Donald Trump has used the phrase “witch hunt” so often in recent months that the term has lost its potency. Trump casually tosses the term around via Twitter with frequency. His references to Robert Mueller’s investigation of the Trump campaign’s connections with Russia as a witch hunt appear to have accomplished Trump’s apparent goal of diminishing the legitimacy of the investigation – at least to his supporters.
Of Trump’s supporters, 51 percent disapprove of the Mueller investigation, and just 43 percent support it. Overall, 69 percent of Americans support the Mueller investigation.
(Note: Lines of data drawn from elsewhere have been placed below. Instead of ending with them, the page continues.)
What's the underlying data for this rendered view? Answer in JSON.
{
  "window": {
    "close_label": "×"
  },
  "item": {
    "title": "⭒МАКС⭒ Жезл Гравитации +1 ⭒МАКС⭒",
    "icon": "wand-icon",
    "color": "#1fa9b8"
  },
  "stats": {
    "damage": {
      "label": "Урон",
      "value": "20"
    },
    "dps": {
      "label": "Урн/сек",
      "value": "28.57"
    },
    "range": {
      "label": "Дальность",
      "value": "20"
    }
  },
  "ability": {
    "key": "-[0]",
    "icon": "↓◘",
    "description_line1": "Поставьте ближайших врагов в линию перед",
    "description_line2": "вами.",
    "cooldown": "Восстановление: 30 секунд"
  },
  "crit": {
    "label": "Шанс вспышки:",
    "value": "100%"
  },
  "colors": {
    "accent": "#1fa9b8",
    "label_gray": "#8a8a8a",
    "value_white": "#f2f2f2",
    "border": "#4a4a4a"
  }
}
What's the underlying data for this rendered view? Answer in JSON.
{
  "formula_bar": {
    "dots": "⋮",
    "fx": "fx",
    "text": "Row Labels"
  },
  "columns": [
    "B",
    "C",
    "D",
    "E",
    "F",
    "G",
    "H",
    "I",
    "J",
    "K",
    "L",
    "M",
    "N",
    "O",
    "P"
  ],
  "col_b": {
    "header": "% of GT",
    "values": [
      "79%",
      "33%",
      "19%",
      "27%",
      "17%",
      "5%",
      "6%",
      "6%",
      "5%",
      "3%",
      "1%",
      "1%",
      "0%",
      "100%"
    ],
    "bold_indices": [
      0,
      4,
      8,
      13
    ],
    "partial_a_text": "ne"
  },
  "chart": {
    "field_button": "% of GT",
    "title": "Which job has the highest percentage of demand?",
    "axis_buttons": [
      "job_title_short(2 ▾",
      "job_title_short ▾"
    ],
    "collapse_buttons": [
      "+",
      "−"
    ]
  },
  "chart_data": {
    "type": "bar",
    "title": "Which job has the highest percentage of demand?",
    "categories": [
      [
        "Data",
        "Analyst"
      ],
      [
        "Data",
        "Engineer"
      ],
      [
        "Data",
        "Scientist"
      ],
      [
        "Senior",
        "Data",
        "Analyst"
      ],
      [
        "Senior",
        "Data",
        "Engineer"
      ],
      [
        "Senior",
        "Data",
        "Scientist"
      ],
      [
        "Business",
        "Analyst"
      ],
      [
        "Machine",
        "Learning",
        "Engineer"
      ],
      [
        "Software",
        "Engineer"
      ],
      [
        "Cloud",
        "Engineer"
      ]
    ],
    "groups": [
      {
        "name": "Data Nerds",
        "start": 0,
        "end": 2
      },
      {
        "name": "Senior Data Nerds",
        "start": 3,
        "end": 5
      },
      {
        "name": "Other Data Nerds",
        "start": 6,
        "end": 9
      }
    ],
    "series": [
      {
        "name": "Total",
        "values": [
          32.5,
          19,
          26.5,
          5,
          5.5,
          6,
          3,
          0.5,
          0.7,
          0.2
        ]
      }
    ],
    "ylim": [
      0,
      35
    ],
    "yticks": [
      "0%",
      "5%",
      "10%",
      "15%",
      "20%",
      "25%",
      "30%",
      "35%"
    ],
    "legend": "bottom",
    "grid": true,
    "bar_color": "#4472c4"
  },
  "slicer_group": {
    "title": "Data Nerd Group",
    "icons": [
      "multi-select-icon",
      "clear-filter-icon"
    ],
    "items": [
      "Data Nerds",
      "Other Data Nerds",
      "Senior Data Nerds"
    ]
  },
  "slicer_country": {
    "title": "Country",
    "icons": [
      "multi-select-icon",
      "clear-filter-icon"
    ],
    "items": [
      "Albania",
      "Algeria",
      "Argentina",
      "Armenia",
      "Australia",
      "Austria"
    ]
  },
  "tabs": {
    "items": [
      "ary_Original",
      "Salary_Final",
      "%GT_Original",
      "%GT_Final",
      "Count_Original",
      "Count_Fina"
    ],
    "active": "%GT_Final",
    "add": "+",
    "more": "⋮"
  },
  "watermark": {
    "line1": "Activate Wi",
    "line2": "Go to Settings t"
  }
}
The modern definition of a witch hunt is “an attempt to find and punish a particular group of people who are being blamed for something, often simply because of their opinions and not because they have actually done anything wrong,” according to the Collins Dictionary.
The origins of the term, of course, harken back to the days of the Salem witch trials. Today, people are fond of applying the term “witch hunt” hyperbolically when they feel – or want to appear – wrongly targeted or scrutinized, even if the application of the term is ridiculous and has no real parallel.
In the 1692 Salem Village witch hunt, those who were accused of witchcraft were held without a fair investigation. Nineteen accused people were hanged, and one was crushed to death. Their “guilt” was based on hearsay and mass hysteria, and little or no real evidence. Robert Mueller’s “witch hunt,” on the other hand, has been a year-long, careful endeavor, aimed at finding facts and amassing solid evidence.
“…Trump comparing the investigation into his campaign to a crisis that left 20 people dead in the 17th century is clearly ridiculous — there is much more evidence in the criminal indictments, the court-sanctioned wiretaps, and the consensus of Republican and Democratic investigators for Russian interference in the 2016 presidential election than there is for witchcraft — and rather unsavory,” write Dylan Scott and Tara Isabella Burton, of Vox.
In 17th-century Salem Village, the (mostly) women who were charged did not have the option to loudly undercut their accusers. They had no support; those who might have supported them lived in fear of being accused themselves. Regarding Robert Mueller’s “witch hunt,” on the other hand, Trump feels free to speak and tweet his opinion.
“You are witnessing the single greatest WITCH HUNT in American political history – led by some very bad and conflicted people!” Trump tweeted on June 15, 2017.
“It would seem very hard to obstruct justice for a crime that never happened! Witch Hunt!” tweeted Trump on May 1, 2018.
“This is the single greatest witch hunt of a politician in American history!” he tweeted on May 18, 2018.
“We’ve turned the expression on its head. Traditionally a witchcraft charge amounted to powerful men charging powerless women with a phony crime. Now it is powerful men screeching that they are being charged with phony crimes,” says Stacey Schiff, author of The Witches, a book about the Salem witch trials.
Hyperbole, though, is Donald Trump’s style. Misappropriation of terms is a Trump hallmark, as is good old-fashioned gaslighting. But to Trump’s supporters, the more often he tosses out the phrase “witch hunt” in a tweet, the more they see the idea as truth.
Donald Trump’s ‘Witch Hunt’ | HuffPost [2018-04-11]
Trump slams Mueller probe calling it a ‘witch hunt’ | Fox Business [2018-03-19]